Sure, it costs less to employ a contact center agent in India or the Philippines than it does in the U.S.
But those cost savings pale in comparison to the even bigger bucks companies can save by using speech recognition technology.
While companies can save up to 35 percent of a call's cost by offshoring it to India, according to a Datamonitor study, using speech recognition costs 75 percent to 85 percent less than the offshore call.
And speech recognition may be emerging as a threat to the offshore model, according to this CRM Today article, which cites British bank Lloyds TSB's recent decision to shutter a contact center in Mumbai because of the success of its speech-enabled self-service phone system.

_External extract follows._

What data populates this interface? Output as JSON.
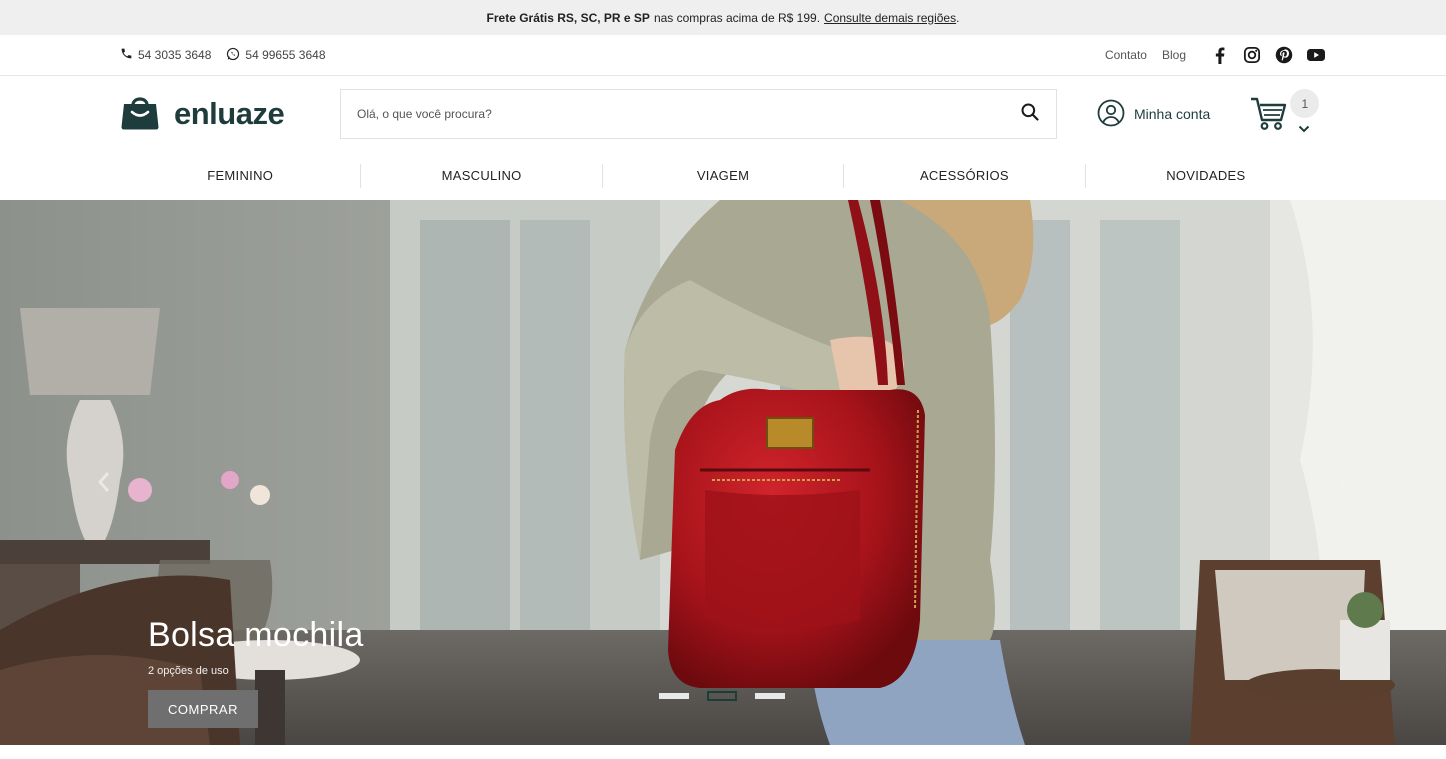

Another success story: Hotel operator Travelodge conducts 7 percent of contact center transactions via a voice integration system, which integrates directly with the same booking and payment systems as its Web site.
Yet despite the Lloyds TSB and Travelodge examples, many customers do not like such systems. In fact, dissatisfaction with them led to the creation of a grassroots movement called gethuman.
According to its Web site, its objective is "to improve the quality of phone support in the U.S." One of its key tenets is that if a human is available to answer a call, a customer shouldn't have to be first routed through an IVR system.
This obviously makes no sense -- from either a financial or a customer service standpoint -- as this destinationCRM article points out. Live agents should be reserved to handle any problems complex enough to require human intervention.
Personal experience should tell most people that while they can easily check an account balance via an IVR (or better yet, a Web site), they may need the help of an agent to get a new credit card sent overseas to replace the one that was stolen.
A Datamonitor analyst quoted in the CRM Today article says that in the coming years, most companies will work to find an optimal mix of automated, offshore and onshore contact centers. Sounds reasonable to us.